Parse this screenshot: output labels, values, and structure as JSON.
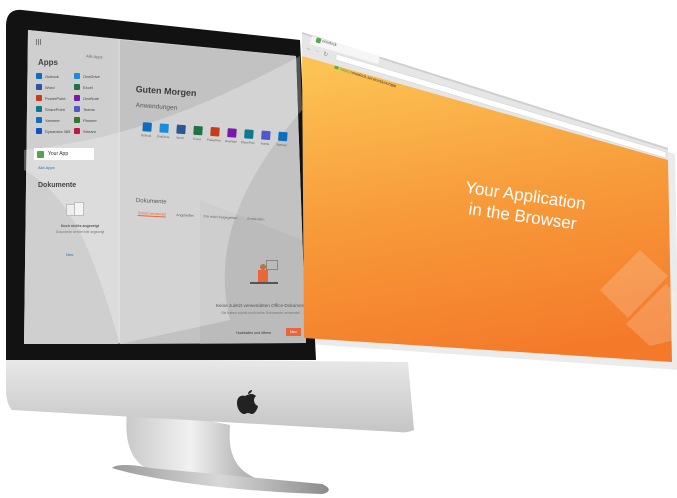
{
  "office": {
    "apps_heading": "Apps",
    "apps_link": "Alle Apps",
    "app_labels": [
      "Outlook",
      "OneDrive",
      "Word",
      "Excel",
      "PowerPoint",
      "OneNote",
      "SharePoint",
      "Teams",
      "Yammer",
      "Planner",
      "Dynamics 365",
      "Stream"
    ],
    "your_app_label": "Your App",
    "more_apps": "Alle Apps",
    "greeting": "Guten Morgen",
    "section_apps": "Anwendungen",
    "section_documents_sidebar": "Dokumente",
    "docs_empty_title": "Noch nichts angezeigt",
    "docs_empty_text": "Dokumente werden hier angezeigt",
    "docs_button": "Neu",
    "section_documents_main": "Dokumente",
    "tabs": [
      "Zuletzt verwendet",
      "Angeheftet",
      "Für mich freigegeben",
      "Entdecken"
    ],
    "empty_heading": "Keine zuletzt verwendeten Office-Dokumente",
    "empty_text": "Sie haben zuletzt noch keine Dokumente verwendet.",
    "upload_label": "Hochladen und öffnen",
    "new_label": "Neu"
  },
  "browser": {
    "tab_title": "onedock",
    "url_secure": "https://",
    "url_rest": "onedock.services/yourapp",
    "headline_line1": "Your Application",
    "headline_line2": "in the Browser"
  },
  "colors": {
    "orange_top": "#fcc253",
    "orange_mid": "#f79a3a",
    "orange_bottom": "#f47a2a",
    "accent_red": "#e8663a",
    "office_bg": "#e9e9e9",
    "office_sidebar": "#d7d7d7"
  },
  "icons": {
    "apple": "apple-logo-icon",
    "back": "back-arrow-icon",
    "forward": "forward-arrow-icon",
    "reload": "reload-icon",
    "tab_favicon": "onedock-favicon-icon",
    "secure": "lock-icon",
    "waffle": "waffle-menu-icon",
    "watermark": "onedock-logo-watermark"
  }
}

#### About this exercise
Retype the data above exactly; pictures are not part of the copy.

#### Response
Parse this screenshot: output labels, values, and structure as JSON.
{
  "office": {
    "apps_heading": "Apps",
    "apps_link": "Alle Apps",
    "app_labels": [
      "Outlook",
      "OneDrive",
      "Word",
      "Excel",
      "PowerPoint",
      "OneNote",
      "SharePoint",
      "Teams",
      "Yammer",
      "Planner",
      "Dynamics 365",
      "Stream"
    ],
    "your_app_label": "Your App",
    "more_apps": "Alle Apps",
    "greeting": "Guten Morgen",
    "section_apps": "Anwendungen",
    "section_documents_sidebar": "Dokumente",
    "docs_empty_title": "Noch nichts angezeigt",
    "docs_empty_text": "Dokumente werden hier angezeigt",
    "docs_button": "Neu",
    "section_documents_main": "Dokumente",
    "tabs": [
      "Zuletzt verwendet",
      "Angeheftet",
      "Für mich freigegeben",
      "Entdecken"
    ],
    "empty_heading": "Keine zuletzt verwendeten Office-Dokumente",
    "empty_text": "Sie haben zuletzt noch keine Dokumente verwendet.",
    "upload_label": "Hochladen und öffnen",
    "new_label": "Neu"
  },
  "browser": {
    "tab_title": "onedock",
    "url_secure": "https://",
    "url_rest": "onedock.services/yourapp",
    "headline_line1": "Your Application",
    "headline_line2": "in the Browser"
  },
  "colors": {
    "orange_top": "#fcc253",
    "orange_mid": "#f79a3a",
    "orange_bottom": "#f47a2a",
    "accent_red": "#e8663a",
    "office_bg": "#e9e9e9",
    "office_sidebar": "#d7d7d7"
  },
  "icons": {
    "apple": "apple-logo-icon",
    "back": "back-arrow-icon",
    "forward": "forward-arrow-icon",
    "reload": "reload-icon",
    "tab_favicon": "onedock-favicon-icon",
    "secure": "lock-icon",
    "waffle": "waffle-menu-icon",
    "watermark": "onedock-logo-watermark"
  }
}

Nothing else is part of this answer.